-- Extracted entries follows --

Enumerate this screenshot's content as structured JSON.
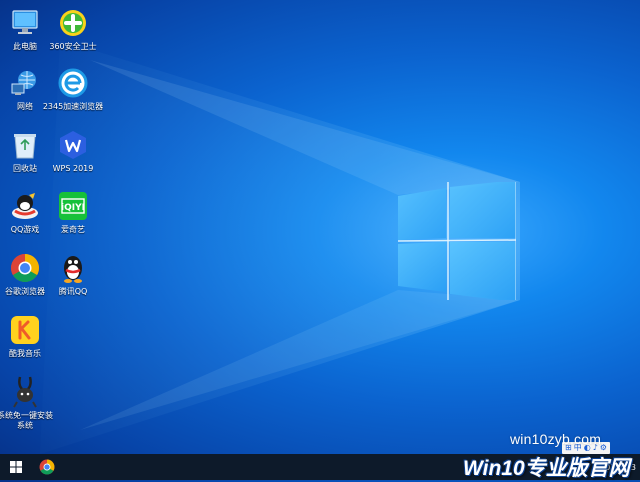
{
  "desktop": {
    "icons": [
      {
        "label": "此电脑",
        "icon": "computer-icon"
      },
      {
        "label": "360安全卫士",
        "icon": "security-guard-icon"
      },
      {
        "label": "网络",
        "icon": "network-icon"
      },
      {
        "label": "2345加速浏览器",
        "icon": "browser-e-icon"
      },
      {
        "label": "回收站",
        "icon": "recycle-bin-icon"
      },
      {
        "label": "WPS 2019",
        "icon": "wps-icon"
      },
      {
        "label": "QQ游戏",
        "icon": "qq-game-icon"
      },
      {
        "label": "爱奇艺",
        "icon": "iqiyi-icon"
      },
      {
        "label": "谷歌浏览器",
        "icon": "chrome-icon"
      },
      {
        "label": "腾讯QQ",
        "icon": "qq-penguin-icon"
      },
      {
        "label": "酷我音乐",
        "icon": "kuwo-music-icon"
      },
      {
        "label": "系统免一键安装系统",
        "icon": "rabbit-installer-icon"
      }
    ]
  },
  "watermark": {
    "site": "win10zyb.com",
    "brand": "Win10专业版官网"
  },
  "taskbar": {
    "start_icon": "windows-start-icon",
    "pinned": [
      {
        "icon": "chrome-icon"
      }
    ],
    "ime_label": "中",
    "ime_glyph": "♪",
    "clock_date": "2021/1/3"
  }
}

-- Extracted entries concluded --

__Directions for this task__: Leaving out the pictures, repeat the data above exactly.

__Solution for this problem__:
Enumerate this screenshot's content as structured JSON.
{
  "desktop": {
    "icons": [
      {
        "label": "此电脑",
        "icon": "computer-icon"
      },
      {
        "label": "360安全卫士",
        "icon": "security-guard-icon"
      },
      {
        "label": "网络",
        "icon": "network-icon"
      },
      {
        "label": "2345加速浏览器",
        "icon": "browser-e-icon"
      },
      {
        "label": "回收站",
        "icon": "recycle-bin-icon"
      },
      {
        "label": "WPS 2019",
        "icon": "wps-icon"
      },
      {
        "label": "QQ游戏",
        "icon": "qq-game-icon"
      },
      {
        "label": "爱奇艺",
        "icon": "iqiyi-icon"
      },
      {
        "label": "谷歌浏览器",
        "icon": "chrome-icon"
      },
      {
        "label": "腾讯QQ",
        "icon": "qq-penguin-icon"
      },
      {
        "label": "酷我音乐",
        "icon": "kuwo-music-icon"
      },
      {
        "label": "系统免一键安装系统",
        "icon": "rabbit-installer-icon"
      }
    ]
  },
  "watermark": {
    "site": "win10zyb.com",
    "brand": "Win10专业版官网"
  },
  "taskbar": {
    "start_icon": "windows-start-icon",
    "pinned": [
      {
        "icon": "chrome-icon"
      }
    ],
    "ime_label": "中",
    "ime_glyph": "♪",
    "clock_date": "2021/1/3"
  }
}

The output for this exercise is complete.